Weight management can be an elusive concept that is easier said than done – to diet or not to diet, which diet, which workout is most effective – the list goes on and on. The internet is an amazing thing but, with so much instantaneous information at our fingertips, it can also be very confusing. Go365 has a three step approach to reaching and staying at a healthy weight that can help narrow down your strategy.


  • Improve your eating habits – While going cold turkey on your favorite unhealthy foods seems like the quickest approach to a healthier diet, it is often an unsuccessful one. Instead, try changing one eating habit at a time to create behavioral patterns that can be maintained long term. Healthy eating combined with exercise is more likely than dieting to help manage your weight. Controlling your portions and using moderation in your food choices are two ways to improve your eating habits without following a strict diet that will leave you feeling deprived and hungry.
  • Get active – Make physical activity a regular part of your routine by engaging in moderate exercise for at least 2-1/2 hours per week. Go365 suggests integrating easy activities into your day such as walking or biking to the store, walking with a friend or your dog, reading while on a stationary bike, taking the stairs, or housework such as mowing the lawn, raking leaves or shoveling snow.
  • Change your thinking – Our minds can be our worst enemy in weight management. Changing the way you view your body and weight loss strategy can prevent you from getting stuck. Here are some suggestions from Go365:
    • Don’t compare yourself to others. Healthy bodies come in all shapes and sizes.
    • Pay attention to how hungry or full you feel. When you eat, be aware of why you’re eating and how much you’re eating.
    • Don’t focus on dieting. Dieting almost never works over the long term.
    • Focus on improving your health instead of dieting.

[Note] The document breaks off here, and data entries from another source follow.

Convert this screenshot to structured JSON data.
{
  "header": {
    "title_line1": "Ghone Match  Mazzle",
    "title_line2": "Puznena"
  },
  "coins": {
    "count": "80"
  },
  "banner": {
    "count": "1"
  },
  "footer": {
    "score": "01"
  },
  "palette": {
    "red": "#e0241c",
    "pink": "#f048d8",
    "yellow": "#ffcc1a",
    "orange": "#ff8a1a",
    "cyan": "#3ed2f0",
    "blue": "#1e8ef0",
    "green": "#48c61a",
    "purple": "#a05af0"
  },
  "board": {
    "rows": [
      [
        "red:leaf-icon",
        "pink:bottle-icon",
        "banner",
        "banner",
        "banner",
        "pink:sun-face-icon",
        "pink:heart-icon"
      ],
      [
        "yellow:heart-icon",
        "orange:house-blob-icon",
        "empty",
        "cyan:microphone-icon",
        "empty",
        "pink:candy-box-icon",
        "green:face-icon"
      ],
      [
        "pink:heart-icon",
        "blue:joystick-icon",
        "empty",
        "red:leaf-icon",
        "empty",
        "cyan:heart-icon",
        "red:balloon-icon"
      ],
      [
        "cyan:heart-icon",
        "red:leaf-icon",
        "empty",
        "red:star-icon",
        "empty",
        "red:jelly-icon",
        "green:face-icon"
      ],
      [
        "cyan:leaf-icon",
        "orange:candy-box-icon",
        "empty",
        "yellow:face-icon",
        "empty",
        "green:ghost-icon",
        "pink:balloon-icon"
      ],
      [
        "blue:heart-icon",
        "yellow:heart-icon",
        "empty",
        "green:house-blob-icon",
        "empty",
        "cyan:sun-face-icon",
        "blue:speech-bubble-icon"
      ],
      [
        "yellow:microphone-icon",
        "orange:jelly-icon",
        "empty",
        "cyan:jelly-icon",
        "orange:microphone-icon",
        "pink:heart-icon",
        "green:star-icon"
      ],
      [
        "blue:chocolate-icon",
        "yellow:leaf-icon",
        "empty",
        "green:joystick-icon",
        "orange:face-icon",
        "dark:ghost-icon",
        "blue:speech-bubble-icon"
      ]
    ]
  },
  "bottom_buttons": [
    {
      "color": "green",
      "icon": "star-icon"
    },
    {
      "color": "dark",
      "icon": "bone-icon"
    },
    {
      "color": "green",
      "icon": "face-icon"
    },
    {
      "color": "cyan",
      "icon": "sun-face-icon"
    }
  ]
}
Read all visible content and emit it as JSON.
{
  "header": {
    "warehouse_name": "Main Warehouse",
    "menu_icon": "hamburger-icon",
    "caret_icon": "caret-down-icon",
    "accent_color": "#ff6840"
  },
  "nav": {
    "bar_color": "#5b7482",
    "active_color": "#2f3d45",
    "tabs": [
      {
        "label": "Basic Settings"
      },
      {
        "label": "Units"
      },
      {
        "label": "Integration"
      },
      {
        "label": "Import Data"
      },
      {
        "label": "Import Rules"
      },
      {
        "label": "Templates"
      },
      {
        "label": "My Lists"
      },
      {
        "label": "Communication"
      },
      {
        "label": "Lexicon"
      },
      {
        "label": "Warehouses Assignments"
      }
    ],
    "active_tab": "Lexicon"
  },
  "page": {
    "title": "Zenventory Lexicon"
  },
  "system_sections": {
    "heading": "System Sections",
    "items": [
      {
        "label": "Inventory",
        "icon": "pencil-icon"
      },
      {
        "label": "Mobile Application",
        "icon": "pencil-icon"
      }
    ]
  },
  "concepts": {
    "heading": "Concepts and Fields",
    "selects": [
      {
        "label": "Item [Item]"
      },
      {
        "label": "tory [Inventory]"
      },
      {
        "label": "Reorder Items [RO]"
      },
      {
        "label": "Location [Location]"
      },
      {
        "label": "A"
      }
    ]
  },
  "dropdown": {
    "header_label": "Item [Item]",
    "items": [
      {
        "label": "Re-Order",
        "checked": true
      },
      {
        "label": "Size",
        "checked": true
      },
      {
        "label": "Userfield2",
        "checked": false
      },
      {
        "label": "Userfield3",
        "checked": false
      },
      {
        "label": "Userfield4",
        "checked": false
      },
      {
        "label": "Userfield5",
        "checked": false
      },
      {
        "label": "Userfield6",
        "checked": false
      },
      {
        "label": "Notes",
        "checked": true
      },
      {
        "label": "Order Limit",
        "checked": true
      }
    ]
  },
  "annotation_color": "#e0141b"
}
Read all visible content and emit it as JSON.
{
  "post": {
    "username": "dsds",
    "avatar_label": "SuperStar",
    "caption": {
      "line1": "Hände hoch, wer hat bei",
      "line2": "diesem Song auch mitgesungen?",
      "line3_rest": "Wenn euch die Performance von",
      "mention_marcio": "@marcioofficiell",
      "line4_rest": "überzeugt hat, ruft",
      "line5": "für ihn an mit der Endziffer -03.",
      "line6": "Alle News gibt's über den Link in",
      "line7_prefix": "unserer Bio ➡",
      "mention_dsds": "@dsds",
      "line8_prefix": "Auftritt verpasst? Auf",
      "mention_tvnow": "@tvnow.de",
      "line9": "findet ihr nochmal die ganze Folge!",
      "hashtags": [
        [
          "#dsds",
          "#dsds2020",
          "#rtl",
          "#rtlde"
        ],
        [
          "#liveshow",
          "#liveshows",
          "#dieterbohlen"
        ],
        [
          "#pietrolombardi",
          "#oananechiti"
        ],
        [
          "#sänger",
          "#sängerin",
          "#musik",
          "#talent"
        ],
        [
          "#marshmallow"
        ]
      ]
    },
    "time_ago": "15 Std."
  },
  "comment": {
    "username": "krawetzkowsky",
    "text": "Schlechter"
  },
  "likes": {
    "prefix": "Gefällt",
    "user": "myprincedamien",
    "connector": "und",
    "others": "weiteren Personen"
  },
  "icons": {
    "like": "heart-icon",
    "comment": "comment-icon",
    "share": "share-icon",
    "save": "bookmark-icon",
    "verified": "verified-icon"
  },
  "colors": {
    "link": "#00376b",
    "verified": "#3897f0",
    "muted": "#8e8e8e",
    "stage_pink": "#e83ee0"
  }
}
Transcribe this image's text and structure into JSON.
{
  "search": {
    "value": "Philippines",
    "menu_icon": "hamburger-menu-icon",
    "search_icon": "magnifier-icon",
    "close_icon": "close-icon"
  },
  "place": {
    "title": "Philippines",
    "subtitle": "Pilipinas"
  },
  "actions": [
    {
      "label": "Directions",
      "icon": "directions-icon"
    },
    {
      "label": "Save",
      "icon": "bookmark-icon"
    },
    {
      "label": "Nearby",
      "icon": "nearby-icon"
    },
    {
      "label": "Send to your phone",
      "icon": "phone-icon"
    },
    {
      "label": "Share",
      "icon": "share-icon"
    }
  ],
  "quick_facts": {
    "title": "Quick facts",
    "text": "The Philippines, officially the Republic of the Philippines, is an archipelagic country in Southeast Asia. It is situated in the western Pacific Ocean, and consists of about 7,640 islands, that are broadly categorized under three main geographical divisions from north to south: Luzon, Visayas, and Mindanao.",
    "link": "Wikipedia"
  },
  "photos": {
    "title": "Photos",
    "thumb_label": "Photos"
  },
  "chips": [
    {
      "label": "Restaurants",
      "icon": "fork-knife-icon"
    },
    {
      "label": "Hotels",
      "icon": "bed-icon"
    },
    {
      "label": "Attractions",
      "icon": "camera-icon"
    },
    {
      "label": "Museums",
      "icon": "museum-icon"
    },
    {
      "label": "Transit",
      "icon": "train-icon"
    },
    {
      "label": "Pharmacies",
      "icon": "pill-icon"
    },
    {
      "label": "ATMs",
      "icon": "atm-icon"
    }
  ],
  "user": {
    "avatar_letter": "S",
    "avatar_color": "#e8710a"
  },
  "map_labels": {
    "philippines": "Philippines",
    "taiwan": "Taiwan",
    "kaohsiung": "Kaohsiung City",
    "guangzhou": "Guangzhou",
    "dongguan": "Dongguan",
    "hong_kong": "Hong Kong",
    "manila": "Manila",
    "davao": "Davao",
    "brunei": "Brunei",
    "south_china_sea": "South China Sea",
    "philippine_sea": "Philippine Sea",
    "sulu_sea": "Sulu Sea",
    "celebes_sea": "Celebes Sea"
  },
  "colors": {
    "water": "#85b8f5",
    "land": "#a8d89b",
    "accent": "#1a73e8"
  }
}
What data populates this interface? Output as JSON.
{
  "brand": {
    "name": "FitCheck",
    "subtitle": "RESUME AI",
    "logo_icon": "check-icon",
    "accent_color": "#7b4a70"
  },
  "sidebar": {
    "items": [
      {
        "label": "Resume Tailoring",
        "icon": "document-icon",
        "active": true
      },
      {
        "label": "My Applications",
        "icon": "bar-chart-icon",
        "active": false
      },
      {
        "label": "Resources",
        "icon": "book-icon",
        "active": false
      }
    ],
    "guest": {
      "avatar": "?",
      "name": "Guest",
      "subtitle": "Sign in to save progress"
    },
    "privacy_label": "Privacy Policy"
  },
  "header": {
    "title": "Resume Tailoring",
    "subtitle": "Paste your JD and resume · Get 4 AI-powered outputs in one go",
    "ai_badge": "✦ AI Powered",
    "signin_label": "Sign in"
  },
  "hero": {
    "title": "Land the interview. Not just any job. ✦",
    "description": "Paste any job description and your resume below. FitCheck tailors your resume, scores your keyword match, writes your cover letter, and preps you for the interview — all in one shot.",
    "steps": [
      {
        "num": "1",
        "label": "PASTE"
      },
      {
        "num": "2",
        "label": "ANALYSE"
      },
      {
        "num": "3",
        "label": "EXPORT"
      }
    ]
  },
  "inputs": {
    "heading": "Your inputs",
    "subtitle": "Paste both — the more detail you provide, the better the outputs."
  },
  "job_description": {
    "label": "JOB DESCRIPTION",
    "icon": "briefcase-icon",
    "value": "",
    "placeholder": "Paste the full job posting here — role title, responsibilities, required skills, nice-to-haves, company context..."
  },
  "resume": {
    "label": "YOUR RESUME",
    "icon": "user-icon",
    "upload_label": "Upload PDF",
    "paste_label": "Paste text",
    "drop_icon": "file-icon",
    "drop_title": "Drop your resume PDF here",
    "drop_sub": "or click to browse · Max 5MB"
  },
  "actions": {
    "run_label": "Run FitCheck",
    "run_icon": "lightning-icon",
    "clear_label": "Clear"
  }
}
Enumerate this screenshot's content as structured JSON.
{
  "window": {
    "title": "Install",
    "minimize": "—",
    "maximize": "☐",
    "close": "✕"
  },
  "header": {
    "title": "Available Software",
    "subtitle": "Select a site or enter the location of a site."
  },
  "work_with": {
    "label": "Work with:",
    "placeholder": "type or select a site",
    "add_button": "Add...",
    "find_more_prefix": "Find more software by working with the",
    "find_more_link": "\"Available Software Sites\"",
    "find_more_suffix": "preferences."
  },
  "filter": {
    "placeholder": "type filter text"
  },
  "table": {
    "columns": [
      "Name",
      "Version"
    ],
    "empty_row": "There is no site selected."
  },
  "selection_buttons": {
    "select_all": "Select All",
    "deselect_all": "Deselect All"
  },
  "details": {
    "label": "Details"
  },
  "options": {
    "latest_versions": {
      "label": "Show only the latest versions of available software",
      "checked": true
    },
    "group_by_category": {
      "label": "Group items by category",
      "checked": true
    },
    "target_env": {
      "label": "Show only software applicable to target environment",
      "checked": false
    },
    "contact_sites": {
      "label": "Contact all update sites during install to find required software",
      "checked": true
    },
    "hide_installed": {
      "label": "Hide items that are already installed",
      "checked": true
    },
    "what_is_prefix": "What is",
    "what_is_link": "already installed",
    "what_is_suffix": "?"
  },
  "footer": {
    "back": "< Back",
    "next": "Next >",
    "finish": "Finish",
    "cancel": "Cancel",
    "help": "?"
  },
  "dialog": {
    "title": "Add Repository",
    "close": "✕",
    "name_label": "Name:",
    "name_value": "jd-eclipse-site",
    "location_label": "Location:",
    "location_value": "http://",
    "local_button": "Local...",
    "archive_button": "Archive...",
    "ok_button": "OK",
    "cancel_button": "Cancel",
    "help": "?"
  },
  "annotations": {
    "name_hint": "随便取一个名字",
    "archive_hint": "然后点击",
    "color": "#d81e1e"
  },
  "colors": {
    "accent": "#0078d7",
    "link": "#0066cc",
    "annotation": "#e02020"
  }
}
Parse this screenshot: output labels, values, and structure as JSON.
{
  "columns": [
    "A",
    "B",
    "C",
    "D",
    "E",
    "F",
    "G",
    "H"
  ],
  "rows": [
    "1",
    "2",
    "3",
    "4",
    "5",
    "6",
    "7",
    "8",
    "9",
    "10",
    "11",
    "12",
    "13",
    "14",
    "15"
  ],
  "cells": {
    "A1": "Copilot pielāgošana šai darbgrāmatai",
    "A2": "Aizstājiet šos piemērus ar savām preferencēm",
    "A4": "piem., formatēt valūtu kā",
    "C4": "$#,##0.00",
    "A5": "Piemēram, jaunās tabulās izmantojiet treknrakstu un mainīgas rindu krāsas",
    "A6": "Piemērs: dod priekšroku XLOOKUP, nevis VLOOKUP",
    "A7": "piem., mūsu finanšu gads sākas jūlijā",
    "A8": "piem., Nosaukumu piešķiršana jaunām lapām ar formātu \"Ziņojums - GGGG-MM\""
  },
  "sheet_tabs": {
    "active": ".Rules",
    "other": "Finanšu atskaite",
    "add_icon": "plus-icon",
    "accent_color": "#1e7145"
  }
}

Finally, set yourself up for success with lifestyle changes by having your own reason for making change, setting goals, measuring improvements to your health, thinking about what might get in your way, and getting support from others.